The real Jesus is the real answer to the real needs of the world.
Let us remember God’s Teaching, contained in His Word and in doing so,
6th Sunday of Easter Year C St. John 14: 21 — 29
1. Our Hebrew Christian approach to chapter 14 of St. John’s Gospel focusses
“Whoever loves Me, will keep my word”.
Every manifestation of love within us is a reflection of, and product of, the
“May it be done to me according to your word.” (Luke 1: 38)
2. Our Lord talks about His disciples having and observing His word, His
a commandment always, ultimately, for the same reason — not for one’s
3. In many parts of the world, followers of Jesus Messiah are currently
Let us pray most earnestly for our persecuted members that in their
John 14: 21 — 31
6th Sunday of Easter Year C
21 Whoever has my commandments and observes them is
22 Judas, not the Iscariot, 11 said to him, “Master, (then) what
23 Jesus answered and said to him, “Whoever loves me will
24 Whoever does not love me does not keep my words; yet
25 I have told you this while I am with you.
26 The Advocate, the holy Spirit that the Father will send in
27 Peace 12 I leave with you; my peace I give to you.
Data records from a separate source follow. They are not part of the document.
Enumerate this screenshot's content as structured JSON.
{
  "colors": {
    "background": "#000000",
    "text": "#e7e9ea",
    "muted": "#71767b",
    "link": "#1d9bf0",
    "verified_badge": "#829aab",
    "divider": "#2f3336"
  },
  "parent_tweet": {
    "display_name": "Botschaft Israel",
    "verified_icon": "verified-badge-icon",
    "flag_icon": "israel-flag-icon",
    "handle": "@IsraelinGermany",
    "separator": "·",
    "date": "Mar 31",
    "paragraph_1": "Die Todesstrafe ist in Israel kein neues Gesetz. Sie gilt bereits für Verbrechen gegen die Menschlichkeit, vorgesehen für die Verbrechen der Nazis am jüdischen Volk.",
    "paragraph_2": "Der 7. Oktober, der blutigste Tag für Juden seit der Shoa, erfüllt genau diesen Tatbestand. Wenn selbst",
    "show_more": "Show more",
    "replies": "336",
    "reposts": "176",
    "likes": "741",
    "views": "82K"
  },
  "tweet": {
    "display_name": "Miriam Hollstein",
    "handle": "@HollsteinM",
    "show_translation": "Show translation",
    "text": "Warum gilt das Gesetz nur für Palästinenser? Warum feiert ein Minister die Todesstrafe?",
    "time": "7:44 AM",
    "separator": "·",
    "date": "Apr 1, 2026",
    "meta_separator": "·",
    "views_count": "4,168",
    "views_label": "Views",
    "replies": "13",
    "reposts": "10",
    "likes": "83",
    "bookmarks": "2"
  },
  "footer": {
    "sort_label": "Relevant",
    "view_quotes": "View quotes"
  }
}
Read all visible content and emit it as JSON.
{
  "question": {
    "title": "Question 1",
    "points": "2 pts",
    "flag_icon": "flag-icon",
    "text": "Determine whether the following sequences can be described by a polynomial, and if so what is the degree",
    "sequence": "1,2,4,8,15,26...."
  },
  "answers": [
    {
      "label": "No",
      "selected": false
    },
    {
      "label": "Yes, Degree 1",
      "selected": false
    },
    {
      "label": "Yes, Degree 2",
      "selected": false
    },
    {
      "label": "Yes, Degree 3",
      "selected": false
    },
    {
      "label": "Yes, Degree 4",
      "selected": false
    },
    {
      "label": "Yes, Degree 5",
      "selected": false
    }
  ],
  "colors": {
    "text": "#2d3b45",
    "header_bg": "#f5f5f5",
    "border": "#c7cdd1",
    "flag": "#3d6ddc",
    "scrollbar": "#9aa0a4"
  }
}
Not as
28 13 You heard me tell you, ‘I am going away and I will come
29 And now I have told you this before it happens, so that
30 I will no longer speak much with you, for the ruler of the
31 but the world must know that I love the Father and that
11  Judas, not the Iscariot: probably not the brother of Jesus in ⇒ Mark 6:3 // ⇒ Matthew 13:55 or the apostle named Jude in ⇒ Luke 6:16 but Thomas (see the note on ⇒ John 11:16), although other readings have “Judas the Cananean.”
12  Peace: the traditional Hebrew salutation salom; but Jesus’ “Shalom” is a gift of salvation, connoting the bounty of messianic blessing.
13  The Father is greater than I: because he sent, gave, etc., and Jesus is “a man who has told you the truth that I heard from God” (⇒ John 8:40).
Scripture texts in this work are taken from the New American Bible, revised